- _Prompt_
Which lines below hold the word "icon"? Report each one.

- _Component data from apps and pages_
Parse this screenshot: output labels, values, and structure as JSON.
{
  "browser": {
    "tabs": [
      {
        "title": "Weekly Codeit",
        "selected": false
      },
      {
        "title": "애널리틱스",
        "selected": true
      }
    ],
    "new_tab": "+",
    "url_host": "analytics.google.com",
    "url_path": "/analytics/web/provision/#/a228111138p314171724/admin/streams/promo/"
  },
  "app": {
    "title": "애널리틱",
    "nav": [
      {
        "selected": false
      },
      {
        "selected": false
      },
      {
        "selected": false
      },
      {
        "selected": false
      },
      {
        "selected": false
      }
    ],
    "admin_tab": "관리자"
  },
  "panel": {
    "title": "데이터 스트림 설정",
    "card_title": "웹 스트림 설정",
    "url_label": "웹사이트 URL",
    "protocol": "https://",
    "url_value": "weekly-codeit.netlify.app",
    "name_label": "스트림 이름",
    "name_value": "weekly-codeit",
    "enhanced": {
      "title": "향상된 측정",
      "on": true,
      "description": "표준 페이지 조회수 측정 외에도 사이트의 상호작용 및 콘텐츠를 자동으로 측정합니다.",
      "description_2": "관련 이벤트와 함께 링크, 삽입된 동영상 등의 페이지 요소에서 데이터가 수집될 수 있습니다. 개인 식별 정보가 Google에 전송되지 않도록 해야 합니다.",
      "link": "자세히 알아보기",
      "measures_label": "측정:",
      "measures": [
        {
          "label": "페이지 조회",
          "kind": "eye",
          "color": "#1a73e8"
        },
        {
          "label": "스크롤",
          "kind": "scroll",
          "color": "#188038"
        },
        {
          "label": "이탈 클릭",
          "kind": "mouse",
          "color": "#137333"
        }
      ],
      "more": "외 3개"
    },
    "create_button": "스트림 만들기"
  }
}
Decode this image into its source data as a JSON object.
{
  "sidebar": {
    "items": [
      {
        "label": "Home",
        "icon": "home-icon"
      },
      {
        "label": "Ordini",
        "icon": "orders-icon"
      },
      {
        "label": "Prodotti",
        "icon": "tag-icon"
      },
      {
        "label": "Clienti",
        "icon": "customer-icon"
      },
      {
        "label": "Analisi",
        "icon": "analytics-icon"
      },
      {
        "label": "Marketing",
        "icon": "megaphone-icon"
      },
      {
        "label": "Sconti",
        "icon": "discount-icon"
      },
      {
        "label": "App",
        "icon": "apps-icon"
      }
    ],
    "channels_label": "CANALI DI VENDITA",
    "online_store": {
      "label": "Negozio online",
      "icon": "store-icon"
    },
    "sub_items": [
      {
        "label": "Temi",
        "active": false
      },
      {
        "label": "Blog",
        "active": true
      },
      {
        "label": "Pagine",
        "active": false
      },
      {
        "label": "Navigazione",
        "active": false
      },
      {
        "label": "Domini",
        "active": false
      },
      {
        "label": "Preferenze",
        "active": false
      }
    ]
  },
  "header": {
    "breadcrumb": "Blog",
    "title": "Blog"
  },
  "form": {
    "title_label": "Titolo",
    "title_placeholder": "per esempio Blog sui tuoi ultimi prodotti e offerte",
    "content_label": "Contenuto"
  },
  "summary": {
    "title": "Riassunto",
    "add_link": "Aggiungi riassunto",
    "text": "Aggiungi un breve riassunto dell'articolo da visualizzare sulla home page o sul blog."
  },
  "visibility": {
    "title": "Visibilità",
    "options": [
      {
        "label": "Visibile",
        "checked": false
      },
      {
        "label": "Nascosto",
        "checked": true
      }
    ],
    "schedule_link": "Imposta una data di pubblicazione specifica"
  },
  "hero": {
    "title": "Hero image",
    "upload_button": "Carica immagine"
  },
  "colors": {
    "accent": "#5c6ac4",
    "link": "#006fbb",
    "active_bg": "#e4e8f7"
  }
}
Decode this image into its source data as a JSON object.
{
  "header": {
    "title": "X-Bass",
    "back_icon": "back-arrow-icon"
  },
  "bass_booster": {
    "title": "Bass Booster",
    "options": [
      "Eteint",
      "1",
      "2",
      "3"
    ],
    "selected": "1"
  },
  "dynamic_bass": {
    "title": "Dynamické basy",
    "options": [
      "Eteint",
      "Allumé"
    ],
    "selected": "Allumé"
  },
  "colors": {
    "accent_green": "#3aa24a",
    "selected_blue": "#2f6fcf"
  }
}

- _Solution_
        "icon": "home-icon"
        "icon": "orders-icon"
        "icon": "tag-icon"
        "icon": "customer-icon"
        "icon": "analytics-icon"
        "icon": "megaphone-icon"
        "icon": "discount-icon"
        "icon": "apps-icon"
      "icon": "store-icon"
    "back_icon": "back-arrow-icon"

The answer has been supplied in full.